Finally, the court granted damages in the form of royalties to DRIT from the time of the defendants’ breach to the date of the jury’s verdict, with a declaration of ongoing royalty obligations through the expiration of the patent. Going forward, the future royalty would be determined by the sales of the licensed drug. The court held that its ruling would uphold the expectation of the parties at the time of contracting, which was that DRIT would continue to receive royalties until the patent expired.
Chancery Denies Former Derivative Plaintiff Standing to Challenge Merger That Extinguished Derivative Claims

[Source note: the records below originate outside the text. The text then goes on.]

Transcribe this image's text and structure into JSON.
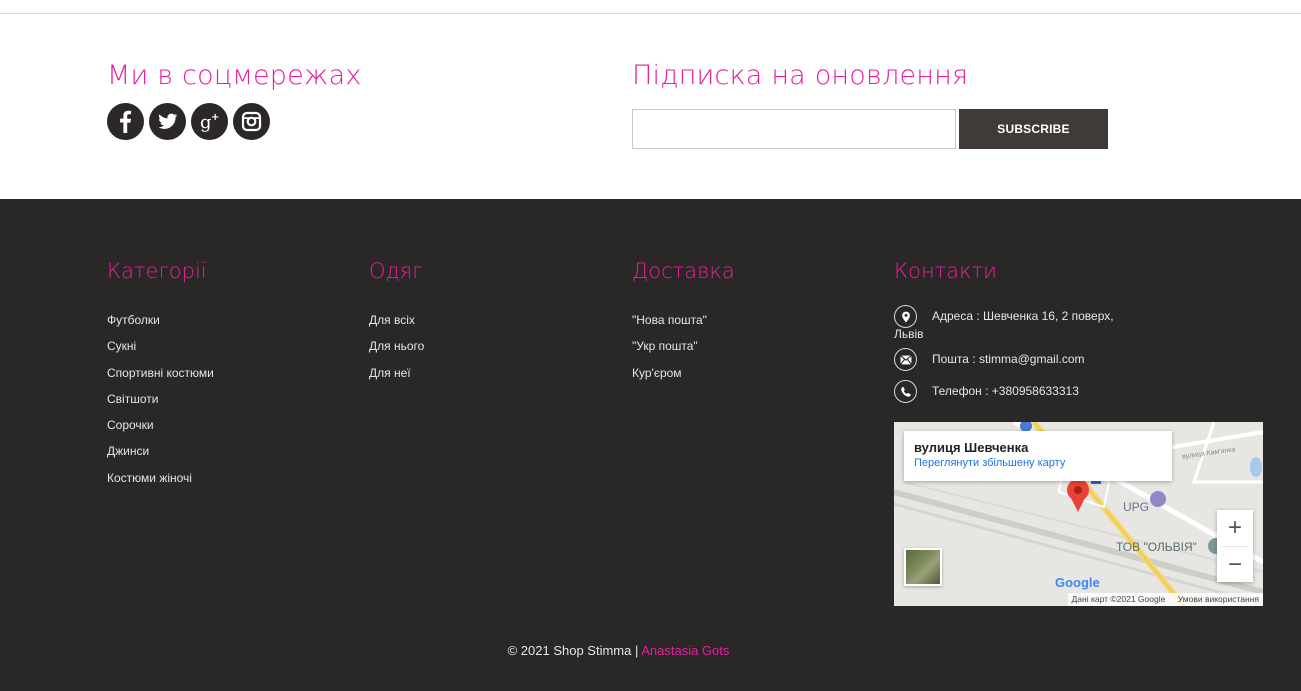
{
  "social": {
    "title": "Ми в соцмережах",
    "icons": [
      "facebook-icon",
      "twitter-icon",
      "google-plus-icon",
      "instagram-icon"
    ]
  },
  "subscribe": {
    "title": "Підписка на оновлення",
    "input_value": "",
    "button_label": "SUBSCRIBE"
  },
  "footer": {
    "categories": {
      "title": "Категорії",
      "items": [
        "Футболки",
        "Сукні",
        "Спортивні костюми",
        "Світшоти",
        "Сорочки",
        "Джинси",
        "Костюми жіночі"
      ]
    },
    "clothing": {
      "title": "Одяг",
      "items": [
        "Для всіх",
        "Для нього",
        "Для неї"
      ]
    },
    "delivery": {
      "title": "Доставка",
      "items": [
        "\"Нова пошта\"",
        "\"Укр пошта\"",
        "Кур'єром"
      ]
    },
    "contacts": {
      "title": "Контакти",
      "address": "Адреса : Шевченка 16, 2 поверх,",
      "address_cont": "Львів",
      "email": "Пошта : stimma@gmail.com",
      "phone": "Телефон : +380958633313"
    },
    "map": {
      "place_name": "вулиця Шевченка",
      "enlarge_link": "Переглянути збільшену карту",
      "label_upg": "UPG",
      "label_company": "ТОВ \"ОЛЬВІЯ\"",
      "label_street": "вулиця Кам'янка",
      "google_logo": "Google",
      "attribution": "Дані карт ©2021 Google",
      "terms": "Умови використання"
    },
    "copyright": "© 2021 Shop Stimma | ",
    "author": "Anastasia Gots"
  },
  "colors": {
    "accent": "#e91e9e",
    "footer_bg": "#2a2727",
    "button_bg": "#403b39",
    "social_bg": "#2b2827"
  }
}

When a stockholder derivative claim is extinguished in a merger, the former derivative plaintiff may have standing to contest the merger directly on the ground that the entity’s fiduciaries permitted a material litigation asset to be extinguished in the merger process without value to the stockholders. In the well-known precedent In re Primedia Stockholders Litigation, 67 A. 3d 455 (Del. Ch. 2013), the Court of Chancery established a three part standing test: 1) Was the underlying claim viable? 2) Was its value material in light of the merger consideration? 3) Did the company fail to receive value for the claim in the merger because the buyer would not be willing to pursue it? Applying this test, here the Court ruled that the former unitholder and derivative plaintiff lacked standing to attack the merger and dismissed the claim. More ›
This case again illustrates the contractual nature of Delaware alternative entities and the important interpretive role the courts perform construing alternative entity agreements when internal governance disputes arise. The case arose out of the parties’ competing requests for declaratory judgment regarding Caiman Energy II, LLC’s (“Caiman”) limited liability agreement (“LLC Agreement”). The Defendants, including Caiman and EnCap Capital Management (“EnCap”), argued that the provisions of the LLC Agreement grant EnCap plenary power with respect to a Qualified IPO, including the ability to change the definition of a Qualified IPO and to modify the procedures the contracting parties would otherwise have to take relating to a Qualified IPO. EnCap asserted that it could implement an Up-C IPO using its authority to effect a Qualified IPO. An Up-C IPO refers to a transaction whereby a limited liability company (“LLC”), which is taxed as a pass-through entity, performs an IPO through a holding company that has an interest in the LLC. Plaintiff Williams Field Services Group, LLC (“Williams”) contended that the Encap proposed Up-C IPO was inconsistent with the terms of the LLC Agreement. More ›